-------- MATERIAL FOR THE TASK --------
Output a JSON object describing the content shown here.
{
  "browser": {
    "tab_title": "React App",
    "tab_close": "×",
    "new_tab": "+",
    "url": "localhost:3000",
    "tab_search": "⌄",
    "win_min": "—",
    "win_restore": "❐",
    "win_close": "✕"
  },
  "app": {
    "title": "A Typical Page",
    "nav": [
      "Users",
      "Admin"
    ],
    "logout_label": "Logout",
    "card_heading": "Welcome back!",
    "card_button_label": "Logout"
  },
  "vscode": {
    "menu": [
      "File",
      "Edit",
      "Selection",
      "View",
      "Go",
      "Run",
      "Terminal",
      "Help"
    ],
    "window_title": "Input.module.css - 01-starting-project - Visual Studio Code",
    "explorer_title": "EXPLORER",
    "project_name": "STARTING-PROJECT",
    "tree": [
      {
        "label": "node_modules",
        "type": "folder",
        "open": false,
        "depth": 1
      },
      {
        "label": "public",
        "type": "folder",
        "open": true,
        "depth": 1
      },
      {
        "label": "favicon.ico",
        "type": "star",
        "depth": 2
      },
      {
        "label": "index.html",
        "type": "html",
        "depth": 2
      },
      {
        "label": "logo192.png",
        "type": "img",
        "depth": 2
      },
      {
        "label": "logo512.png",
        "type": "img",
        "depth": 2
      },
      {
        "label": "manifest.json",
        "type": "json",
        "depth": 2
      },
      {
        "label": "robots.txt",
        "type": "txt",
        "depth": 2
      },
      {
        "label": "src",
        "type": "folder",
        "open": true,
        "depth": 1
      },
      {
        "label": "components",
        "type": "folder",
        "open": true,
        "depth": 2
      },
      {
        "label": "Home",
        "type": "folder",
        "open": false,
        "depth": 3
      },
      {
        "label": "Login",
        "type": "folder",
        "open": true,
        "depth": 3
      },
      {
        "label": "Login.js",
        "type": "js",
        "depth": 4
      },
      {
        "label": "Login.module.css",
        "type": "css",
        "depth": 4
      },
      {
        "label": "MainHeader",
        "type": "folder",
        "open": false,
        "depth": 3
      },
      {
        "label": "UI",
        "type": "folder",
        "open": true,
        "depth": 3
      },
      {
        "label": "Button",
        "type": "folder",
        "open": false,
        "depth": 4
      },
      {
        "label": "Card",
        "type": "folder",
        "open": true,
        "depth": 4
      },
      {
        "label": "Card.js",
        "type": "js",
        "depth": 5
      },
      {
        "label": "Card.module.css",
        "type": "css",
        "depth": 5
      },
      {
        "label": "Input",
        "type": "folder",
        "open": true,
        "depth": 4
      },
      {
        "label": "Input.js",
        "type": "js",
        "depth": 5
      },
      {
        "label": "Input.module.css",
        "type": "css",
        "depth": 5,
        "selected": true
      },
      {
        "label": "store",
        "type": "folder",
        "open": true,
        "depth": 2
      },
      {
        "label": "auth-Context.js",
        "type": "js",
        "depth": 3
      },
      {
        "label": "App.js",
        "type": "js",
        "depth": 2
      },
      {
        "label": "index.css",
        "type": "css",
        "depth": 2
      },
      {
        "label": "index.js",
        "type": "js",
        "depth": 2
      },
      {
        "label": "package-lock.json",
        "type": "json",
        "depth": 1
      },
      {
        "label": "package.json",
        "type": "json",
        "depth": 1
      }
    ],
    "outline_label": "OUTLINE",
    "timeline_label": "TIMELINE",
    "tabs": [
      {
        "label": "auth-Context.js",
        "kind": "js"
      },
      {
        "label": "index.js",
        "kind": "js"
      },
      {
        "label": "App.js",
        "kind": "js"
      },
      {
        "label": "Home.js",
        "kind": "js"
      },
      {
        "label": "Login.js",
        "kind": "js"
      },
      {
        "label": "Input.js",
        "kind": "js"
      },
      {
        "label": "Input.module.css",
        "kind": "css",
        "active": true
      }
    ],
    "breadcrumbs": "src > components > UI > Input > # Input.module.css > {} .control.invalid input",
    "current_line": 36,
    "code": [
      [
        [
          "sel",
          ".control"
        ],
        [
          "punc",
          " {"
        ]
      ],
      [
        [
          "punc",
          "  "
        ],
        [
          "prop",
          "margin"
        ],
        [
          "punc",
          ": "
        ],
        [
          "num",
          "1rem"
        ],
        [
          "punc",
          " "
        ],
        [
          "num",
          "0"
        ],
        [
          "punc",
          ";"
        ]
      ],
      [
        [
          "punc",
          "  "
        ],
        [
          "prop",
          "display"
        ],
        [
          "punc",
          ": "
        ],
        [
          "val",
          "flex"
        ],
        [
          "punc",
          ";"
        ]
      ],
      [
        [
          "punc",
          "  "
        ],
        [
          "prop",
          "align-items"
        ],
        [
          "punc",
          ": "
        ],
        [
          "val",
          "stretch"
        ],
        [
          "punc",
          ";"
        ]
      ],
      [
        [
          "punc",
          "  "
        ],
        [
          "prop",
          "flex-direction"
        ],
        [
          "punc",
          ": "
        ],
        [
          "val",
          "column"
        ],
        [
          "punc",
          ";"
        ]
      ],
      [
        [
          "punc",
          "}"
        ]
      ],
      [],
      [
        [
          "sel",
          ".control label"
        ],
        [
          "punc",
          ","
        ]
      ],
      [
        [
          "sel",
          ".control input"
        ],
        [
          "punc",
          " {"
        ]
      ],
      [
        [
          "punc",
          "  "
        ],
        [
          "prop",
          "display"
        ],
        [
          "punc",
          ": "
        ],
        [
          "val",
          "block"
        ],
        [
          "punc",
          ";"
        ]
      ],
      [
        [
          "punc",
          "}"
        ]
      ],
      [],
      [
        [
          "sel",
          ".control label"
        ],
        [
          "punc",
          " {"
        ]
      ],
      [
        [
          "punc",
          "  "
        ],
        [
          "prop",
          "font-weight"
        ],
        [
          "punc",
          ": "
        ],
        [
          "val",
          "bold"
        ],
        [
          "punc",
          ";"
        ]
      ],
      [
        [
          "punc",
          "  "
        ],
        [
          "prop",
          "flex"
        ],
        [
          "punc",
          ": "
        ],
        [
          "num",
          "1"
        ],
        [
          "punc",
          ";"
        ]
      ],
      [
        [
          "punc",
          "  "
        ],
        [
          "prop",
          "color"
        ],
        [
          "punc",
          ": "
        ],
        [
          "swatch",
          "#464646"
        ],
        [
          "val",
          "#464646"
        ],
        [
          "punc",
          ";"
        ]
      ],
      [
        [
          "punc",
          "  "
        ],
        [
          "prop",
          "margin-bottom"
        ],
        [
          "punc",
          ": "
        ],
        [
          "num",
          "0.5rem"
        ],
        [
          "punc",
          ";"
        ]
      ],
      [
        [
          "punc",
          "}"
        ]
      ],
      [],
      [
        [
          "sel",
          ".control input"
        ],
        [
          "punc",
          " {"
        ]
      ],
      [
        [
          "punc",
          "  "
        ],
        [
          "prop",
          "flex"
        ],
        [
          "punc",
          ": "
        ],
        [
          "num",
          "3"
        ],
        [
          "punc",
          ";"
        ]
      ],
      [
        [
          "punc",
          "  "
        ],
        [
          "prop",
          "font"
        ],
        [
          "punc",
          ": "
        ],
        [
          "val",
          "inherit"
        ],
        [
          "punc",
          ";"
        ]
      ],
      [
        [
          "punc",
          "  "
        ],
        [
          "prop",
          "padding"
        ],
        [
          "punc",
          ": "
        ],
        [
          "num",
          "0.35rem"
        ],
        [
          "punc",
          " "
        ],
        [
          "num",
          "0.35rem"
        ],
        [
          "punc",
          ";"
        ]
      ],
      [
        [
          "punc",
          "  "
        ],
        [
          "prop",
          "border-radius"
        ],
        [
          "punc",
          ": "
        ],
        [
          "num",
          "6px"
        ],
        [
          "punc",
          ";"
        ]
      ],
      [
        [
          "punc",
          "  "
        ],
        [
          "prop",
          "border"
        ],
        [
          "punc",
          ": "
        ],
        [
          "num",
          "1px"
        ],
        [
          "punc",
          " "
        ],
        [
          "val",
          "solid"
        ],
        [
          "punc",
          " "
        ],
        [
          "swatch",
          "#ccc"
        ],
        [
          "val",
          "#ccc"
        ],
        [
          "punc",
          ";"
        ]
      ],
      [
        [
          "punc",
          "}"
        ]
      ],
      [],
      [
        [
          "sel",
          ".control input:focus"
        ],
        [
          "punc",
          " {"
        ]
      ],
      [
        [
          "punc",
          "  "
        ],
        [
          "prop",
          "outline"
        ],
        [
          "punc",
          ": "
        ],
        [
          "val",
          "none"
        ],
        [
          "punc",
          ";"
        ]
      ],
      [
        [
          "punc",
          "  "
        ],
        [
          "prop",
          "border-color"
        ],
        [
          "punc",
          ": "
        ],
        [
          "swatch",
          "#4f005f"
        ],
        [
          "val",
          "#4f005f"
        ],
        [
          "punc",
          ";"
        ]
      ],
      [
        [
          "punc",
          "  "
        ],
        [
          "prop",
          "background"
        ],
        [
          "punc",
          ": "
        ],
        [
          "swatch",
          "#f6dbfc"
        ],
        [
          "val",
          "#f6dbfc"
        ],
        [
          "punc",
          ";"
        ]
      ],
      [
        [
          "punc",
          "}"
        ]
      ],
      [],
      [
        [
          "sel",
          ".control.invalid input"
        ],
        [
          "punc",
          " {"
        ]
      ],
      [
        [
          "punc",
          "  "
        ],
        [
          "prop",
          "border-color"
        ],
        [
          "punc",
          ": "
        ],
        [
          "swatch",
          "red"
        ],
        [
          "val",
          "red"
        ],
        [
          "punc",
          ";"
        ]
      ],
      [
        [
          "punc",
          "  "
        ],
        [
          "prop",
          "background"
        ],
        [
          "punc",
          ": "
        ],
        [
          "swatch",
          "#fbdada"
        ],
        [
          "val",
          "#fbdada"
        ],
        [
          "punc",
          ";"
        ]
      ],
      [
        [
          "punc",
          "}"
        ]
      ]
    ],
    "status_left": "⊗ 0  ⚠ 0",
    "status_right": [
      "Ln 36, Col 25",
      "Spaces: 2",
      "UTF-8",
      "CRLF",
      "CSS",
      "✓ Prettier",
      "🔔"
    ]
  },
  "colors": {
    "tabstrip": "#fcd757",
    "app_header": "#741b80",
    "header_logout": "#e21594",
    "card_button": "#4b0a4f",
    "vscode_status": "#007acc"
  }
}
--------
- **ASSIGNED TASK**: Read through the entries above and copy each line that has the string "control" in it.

- **SOLUTION**:
    "breadcrumbs": "src > components > UI > Input > # Input.module.css > {} .control.invalid input",
          ".control"
          ".control label"
          ".control input"
          ".control label"
          ".control input"
          ".control input:focus"
          ".control.invalid input"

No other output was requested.